Communal cups suspended at Anglican churches amid COVID-19 outbreak
TORONTO -- Anglican churches in Toronto are changing liturgical practices to prevent the spread of COVID-19 ahead of the gathering of large congregations for Easter ceremonies.
Effective immediately, the Diocese of Toronto is suspending the sharing of communal cups at celebrations. It is also advising people to alter the Exchange of the Peace by sharing words and smiles only, as opposed to handshakes or hugs. In churches where holy water is used, the basin will be emptied after every service.
"Our normal liturgical customs are important to us, and we hope to reinstate them as soon as we are advised that the risk of transmission has been better contained," the Bishop of Toronto Rt. Rev. Andrew Asbil said in a letter to the clergy and members.
At St. Matthias Bellwoods in downtown Toronto, Reverend Canon Joyce Barnett said they have made sure hand sanitizer is readily available for congregants and have asked their cleaning staff to thoroughly clean all common surfaces.
"We have seen in other parts of the world that churches are places of transmission," Rev. Barnett said. "People come from all over the place and gather in groups and so why not put guidelines in place early so that we're ready."
Meanwhile, the Catholic Archdiocese of Toronto said it is not changing its practices at its more than 200 parishes ahead of Easter next month.
"We consulted with health officials and we decided at this time, we want to be prudent, but we don't want to panic," Neil MacCarthy, director of communications for the Archdiocese of Toronto, said.
In a memo to its members Tuesday, the Archdiocese of Toronto said "Regarding liturgical practices, local health officials have indicated that it is not necessary to alter current practices at this time. Parishes should ensure that those distributing communion wash their hands or use hand sanitizer before and after the distribution of communion.”
MacCarthy told CTV News Toronto they are consulting with Toronto Public Health several times a week, and referred to the latest communication from the medical officer of health.
"I continue to be asked if we would consider recommending postponement of events or limiting places where people gather in large numbers," Dr. Eileen de Villa, medical officer of health, wrote in a March 2 statement.
"These are significant measures that must be assessed, evaluated and taken only after we balance preventing the spread of infection with the need for people and communities to function."
"At this time, we are not recommending these approaches, but examples such as limiting non-essential public gatherings are public health measures that can be used to further protect our community, if our local situation changes."
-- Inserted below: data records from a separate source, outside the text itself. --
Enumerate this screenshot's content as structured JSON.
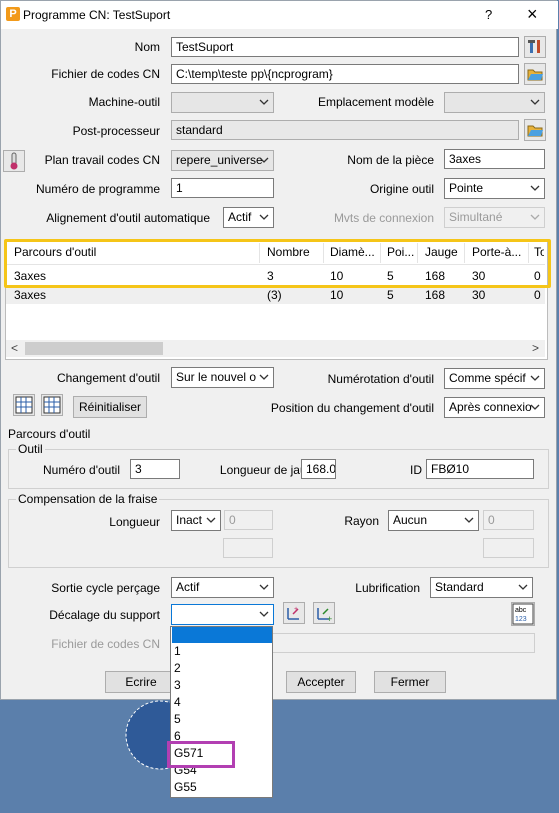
{
  "window": {
    "title": "Programme CN: TestSuport",
    "help": "?",
    "close": "×"
  },
  "form": {
    "nom_label": "Nom",
    "nom_value": "TestSuport",
    "fichier_label": "Fichier de codes CN",
    "fichier_value": "C:\\temp\\teste pp\\{ncprogram}",
    "machine_label": "Machine-outil",
    "machine_value": "",
    "emplacement_label": "Emplacement modèle",
    "emplacement_value": "",
    "post_label": "Post-processeur",
    "post_value": "standard",
    "plan_label": "Plan travail codes CN",
    "plan_value": "repere_universe",
    "nom_piece_label": "Nom de la pièce",
    "nom_piece_value": "3axes",
    "numero_prog_label": "Numéro de programme",
    "numero_prog_value": "1",
    "origine_label": "Origine outil",
    "origine_value": "Pointe",
    "alignement_label": "Alignement d'outil automatique",
    "alignement_value": "Actif",
    "mvts_label": "Mvts de connexion",
    "mvts_value": "Simultané"
  },
  "table": {
    "headers": [
      "Parcours d'outil",
      "Nombre",
      "Diamè...",
      "Poi...",
      "Jauge",
      "Porte-à...",
      "To"
    ],
    "rows": [
      [
        "3axes",
        "3",
        "10",
        "5",
        "168",
        "30",
        "0"
      ],
      [
        "3axes",
        "(3)",
        "10",
        "5",
        "168",
        "30",
        "0"
      ]
    ],
    "scroll_left": "<",
    "scroll_right": ">"
  },
  "change": {
    "changement_label": "Changement d'outil",
    "changement_value": "Sur le nouvel o",
    "numerotation_label": "Numérotation d'outil",
    "numerotation_value": "Comme spécif",
    "reinit_label": "Réinitialiser",
    "position_label": "Position du changement d'outil",
    "position_value": "Après connexio"
  },
  "parcours": {
    "title": "Parcours d'outil",
    "outil_title": "Outil",
    "numero_outil_label": "Numéro d'outil",
    "numero_outil_value": "3",
    "longueur_jauge_label": "Longueur de jauge",
    "longueur_jauge_value": "168.0",
    "id_label": "ID",
    "id_value": "FBØ10",
    "comp_title": "Compensation de la fraise",
    "longueur_label": "Longueur",
    "longueur_value": "Inact",
    "longueur_num": "0",
    "rayon_label": "Rayon",
    "rayon_value": "Aucun",
    "rayon_num": "0"
  },
  "bottom": {
    "sortie_label": "Sortie cycle perçage",
    "sortie_value": "Actif",
    "lubrif_label": "Lubrification",
    "lubrif_value": "Standard",
    "decalage_label": "Décalage du support",
    "decalage_value": "",
    "fichier_label": "Fichier de codes CN"
  },
  "dropdown": {
    "options": [
      "",
      "1",
      "2",
      "3",
      "4",
      "5",
      "6",
      "G571",
      "G54",
      "G55"
    ]
  },
  "buttons": {
    "ecrire": "Ecrire",
    "accepter": "Accepter",
    "fermer": "Fermer"
  },
  "colors": {
    "highlight_table": "#f5c518",
    "highlight_option": "#b23fb2",
    "selection": "#0a78d7",
    "desktop": "#5b7fab"
  }
}
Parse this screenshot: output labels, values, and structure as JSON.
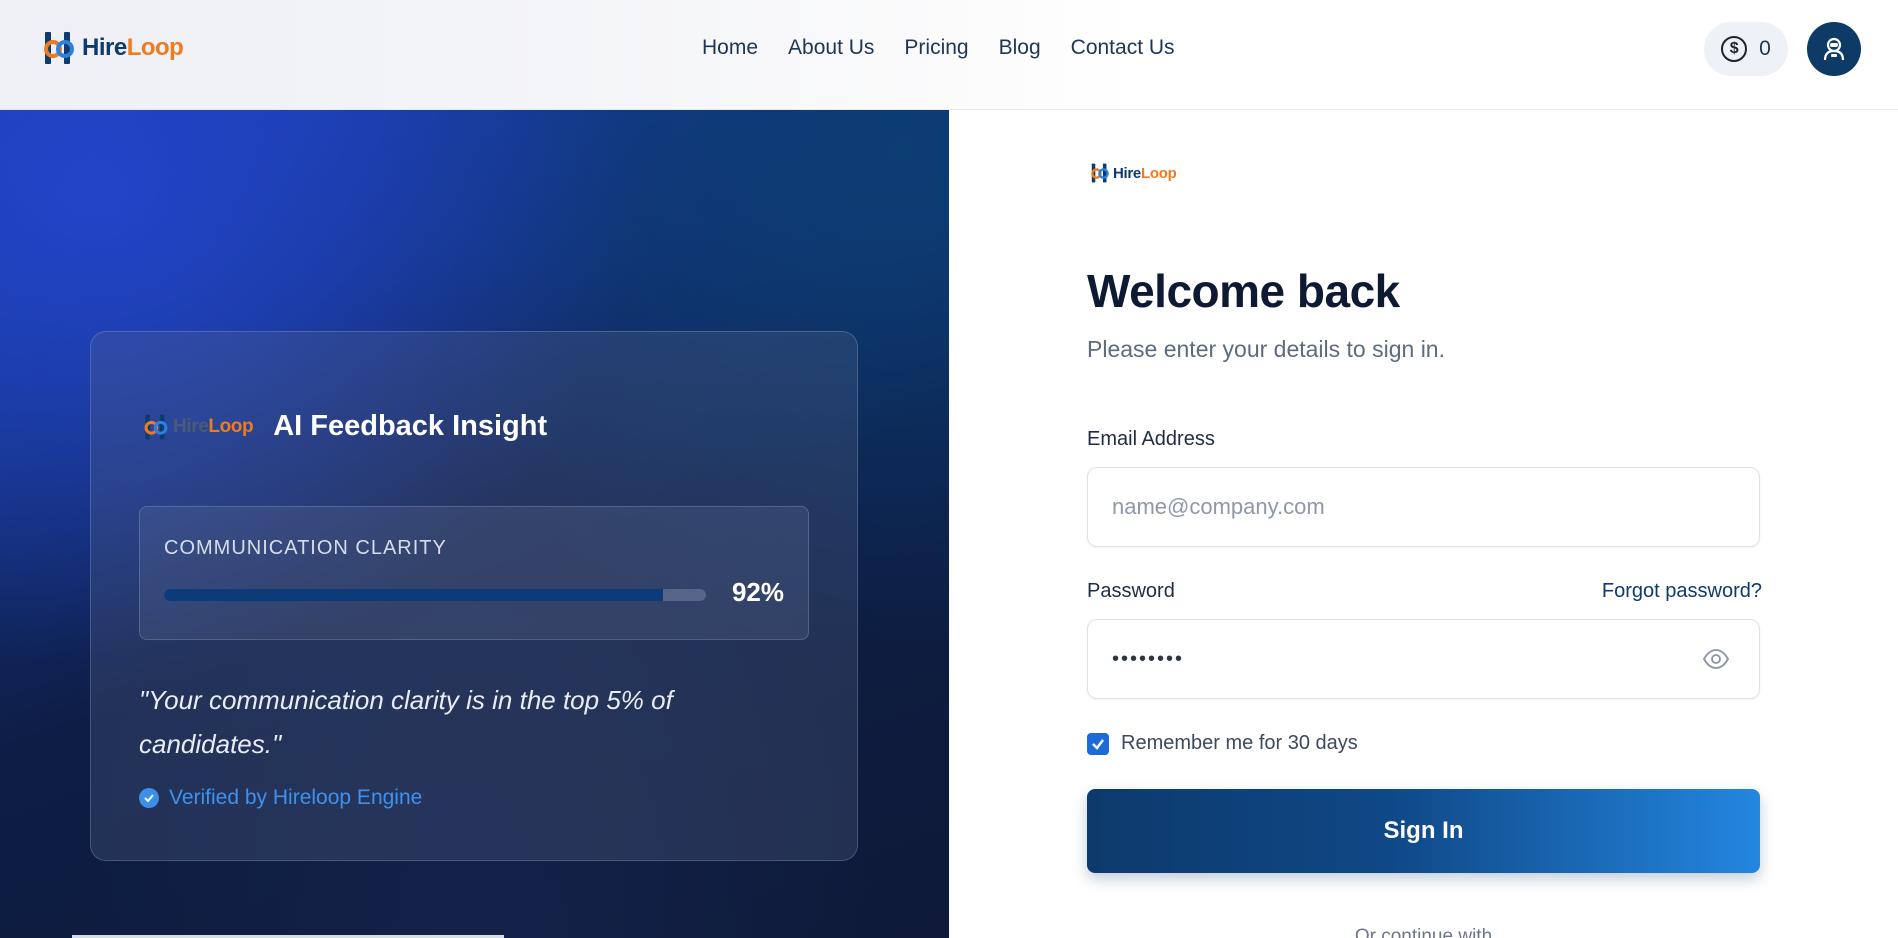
{
  "brand": {
    "hire": "Hire",
    "loop": "Loop",
    "accent_orange": "#ef7a20",
    "accent_navy": "#0e3b6e"
  },
  "nav": {
    "items": [
      "Home",
      "About Us",
      "Pricing",
      "Blog",
      "Contact Us"
    ]
  },
  "credits": {
    "icon": "dollar-coin-icon",
    "count": "0"
  },
  "profile": {
    "icon": "user-avatar-icon"
  },
  "insight": {
    "card_brand_hire": "Hire",
    "card_brand_loop": "Loop",
    "title": "AI Feedback Insight",
    "metric_label": "COMMUNICATION CLARITY",
    "metric_value": "92%",
    "metric_fraction": 0.92,
    "quote": "\"Your communication clarity is in the top 5% of candidates.\"",
    "verified": "Verified by Hireloop Engine"
  },
  "form": {
    "logo_hire": "Hire",
    "logo_loop": "Loop",
    "heading": "Welcome back",
    "subtitle": "Please enter your details to sign in.",
    "email_label": "Email Address",
    "email_placeholder": "name@company.com",
    "email_value": "",
    "password_label": "Password",
    "forgot_label": "Forgot password?",
    "password_value": "••••••••",
    "remember_label": "Remember me for 30 days",
    "remember_checked": true,
    "signin_label": "Sign In",
    "continue_label": "Or continue with"
  }
}
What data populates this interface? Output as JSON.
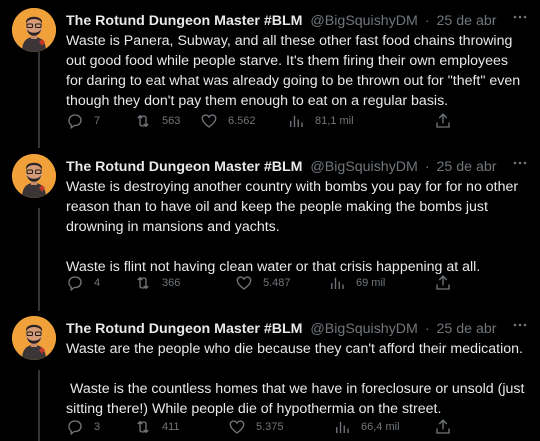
{
  "colors": {
    "background": "#000000",
    "text_primary": "#e7e9ea",
    "text_secondary": "#71767b",
    "avatar_bg": "#f0a13a"
  },
  "tweets": [
    {
      "author_name": "The Rotund Dungeon Master #BLM",
      "handle": "@BigSquishyDM",
      "separator": "·",
      "date": "25 de abr",
      "paragraphs": [
        "Waste is Panera, Subway, and all these other fast food chains throwing out good food while people starve. It's them firing their own employees for daring to eat what was already going to be thrown out for \"theft\" even though they don't pay them enough to eat on a regular basis."
      ],
      "replies": "7",
      "retweets": "563",
      "likes": "6.562",
      "views": "81,1 mil"
    },
    {
      "author_name": "The Rotund Dungeon Master #BLM",
      "handle": "@BigSquishyDM",
      "separator": "·",
      "date": "25 de abr",
      "paragraphs": [
        "Waste is destroying another country with bombs you pay for for no other reason than to have oil and keep the people making the bombs just drowning in mansions and yachts.",
        "Waste is flint not having clean water or that crisis happening at all."
      ],
      "replies": "4",
      "retweets": "366",
      "likes": "5.487",
      "views": "69 mil"
    },
    {
      "author_name": "The Rotund Dungeon Master #BLM",
      "handle": "@BigSquishyDM",
      "separator": "·",
      "date": "25 de abr",
      "paragraphs": [
        "Waste are the people who die because they can't afford their medication.",
        " Waste is the countless homes that we have in foreclosure or unsold (just sitting there!) While people die of hypothermia on the street."
      ],
      "replies": "3",
      "retweets": "411",
      "likes": "5.375",
      "views": "66,4 mil"
    }
  ],
  "icons": {
    "more": "more-horizontal-icon",
    "reply": "reply-icon",
    "retweet": "retweet-icon",
    "like": "heart-icon",
    "views": "views-chart-icon",
    "share": "share-icon"
  }
}
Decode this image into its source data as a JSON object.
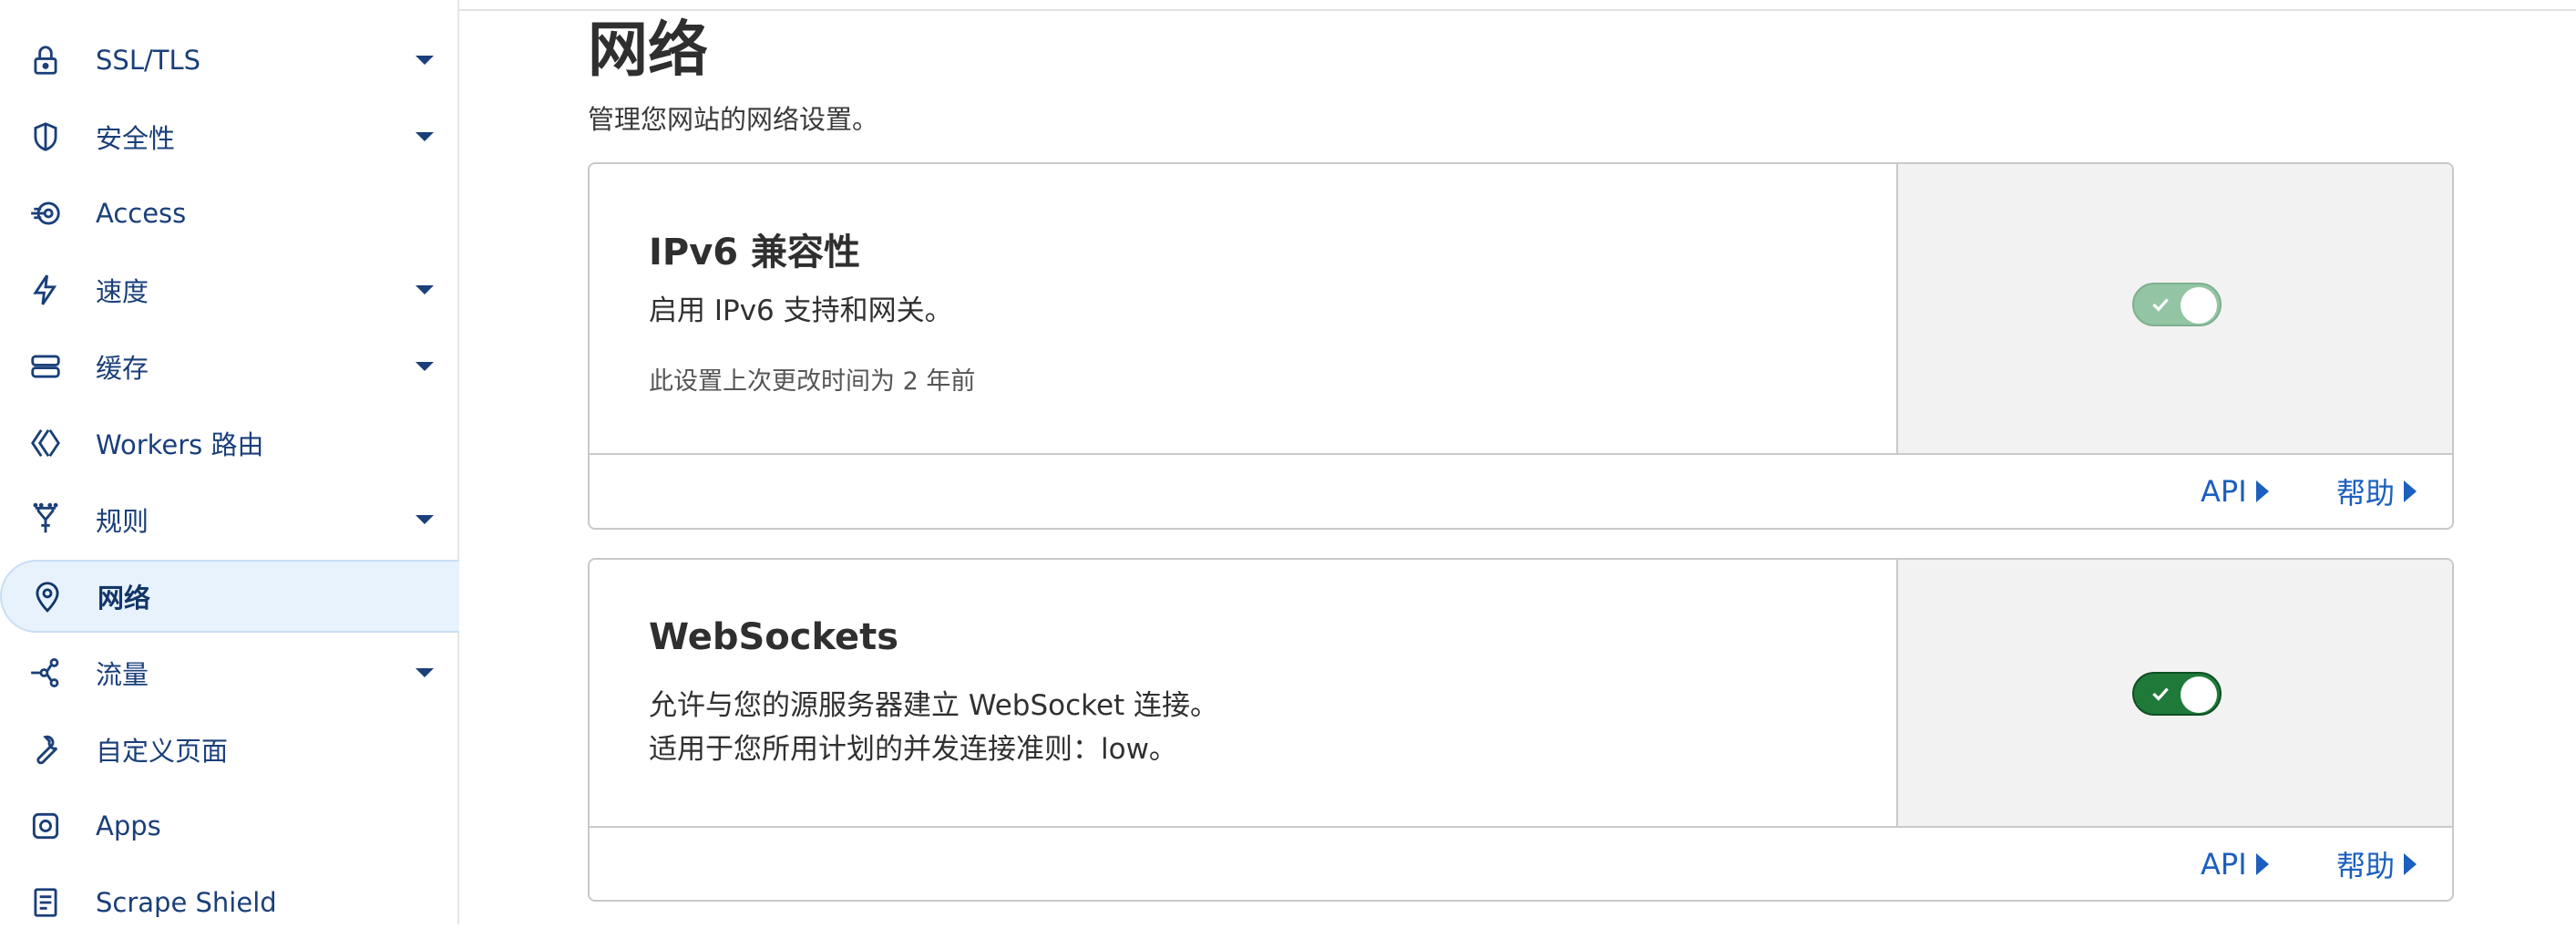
{
  "sidebar": {
    "items": [
      {
        "label": "SSL/TLS",
        "icon": "lock-icon",
        "has_caret": true
      },
      {
        "label": "安全性",
        "icon": "shield-icon",
        "has_caret": true
      },
      {
        "label": "Access",
        "icon": "access-icon",
        "has_caret": false
      },
      {
        "label": "速度",
        "icon": "lightning-icon",
        "has_caret": true
      },
      {
        "label": "缓存",
        "icon": "cache-stack-icon",
        "has_caret": true
      },
      {
        "label": "Workers 路由",
        "icon": "workers-icon",
        "has_caret": false
      },
      {
        "label": "规则",
        "icon": "rules-funnel-icon",
        "has_caret": true
      },
      {
        "label": "网络",
        "icon": "location-pin-icon",
        "has_caret": false,
        "active": true
      },
      {
        "label": "流量",
        "icon": "traffic-share-icon",
        "has_caret": true
      },
      {
        "label": "自定义页面",
        "icon": "wrench-icon",
        "has_caret": false
      },
      {
        "label": "Apps",
        "icon": "apps-icon",
        "has_caret": false
      },
      {
        "label": "Scrape Shield",
        "icon": "document-icon",
        "has_caret": false
      }
    ]
  },
  "page": {
    "title": "网络",
    "subtitle": "管理您网站的网络设置。"
  },
  "cards": [
    {
      "title": "IPv6 兼容性",
      "description": "启用 IPv6 支持和网关。",
      "meta": "此设置上次更改时间为 2 年前",
      "toggle_state": "on (disabled)",
      "api_label": "API",
      "help_label": "帮助"
    },
    {
      "title": "WebSockets",
      "description_line1": "允许与您的源服务器建立 WebSocket 连接。",
      "description_line2": "适用于您所用计划的并发连接准则：low。",
      "toggle_state": "on",
      "api_label": "API",
      "help_label": "帮助"
    }
  ],
  "colors": {
    "accent_link": "#1b5fbf",
    "nav_text": "#1a3f7a",
    "toggle_on": "#1f7a3a",
    "toggle_disabled": "#93c4a3",
    "active_nav_bg": "#e8f2fc"
  }
}
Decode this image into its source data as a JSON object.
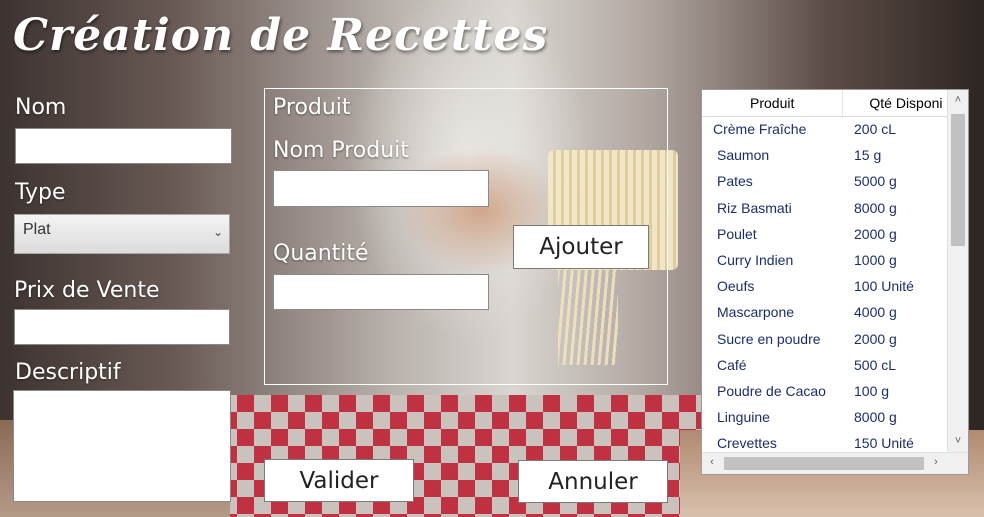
{
  "window": {
    "title": "Création de Recettes"
  },
  "form": {
    "nom_label": "Nom",
    "nom_value": "",
    "type_label": "Type",
    "type_selected": "Plat",
    "prix_label": "Prix de Vente",
    "prix_value": "",
    "descriptif_label": "Descriptif",
    "descriptif_value": ""
  },
  "produit_group": {
    "title": "Produit",
    "nom_produit_label": "Nom Produit",
    "nom_produit_value": "",
    "quantite_label": "Quantité",
    "quantite_value": "",
    "ajouter_label": "Ajouter"
  },
  "actions": {
    "valider_label": "Valider",
    "annuler_label": "Annuler"
  },
  "grid": {
    "columns": [
      "Produit",
      "Qté Disponi"
    ],
    "rows": [
      {
        "produit": "Crème Fraîche",
        "qte": "200  cL"
      },
      {
        "produit": "Saumon",
        "qte": "15  g"
      },
      {
        "produit": "Pates",
        "qte": "5000  g"
      },
      {
        "produit": "Riz Basmati",
        "qte": "8000  g"
      },
      {
        "produit": "Poulet",
        "qte": "2000  g"
      },
      {
        "produit": "Curry Indien",
        "qte": "1000  g"
      },
      {
        "produit": "Oeufs",
        "qte": "100  Unité"
      },
      {
        "produit": "Mascarpone",
        "qte": "4000  g"
      },
      {
        "produit": "Sucre en poudre",
        "qte": "2000  g"
      },
      {
        "produit": "Café",
        "qte": "500  cL"
      },
      {
        "produit": "Poudre de Cacao",
        "qte": "100  g"
      },
      {
        "produit": "Linguine",
        "qte": "8000  g"
      },
      {
        "produit": "Crevettes",
        "qte": "150  Unité"
      }
    ]
  }
}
MacCarthy recalled the changes made to their practices during the SARS outbreak in 2003. "We're not at that point yet. If we do talk to our colleagues at [public] health and feel we need to elevate the measures, we're certainly prepared to do that."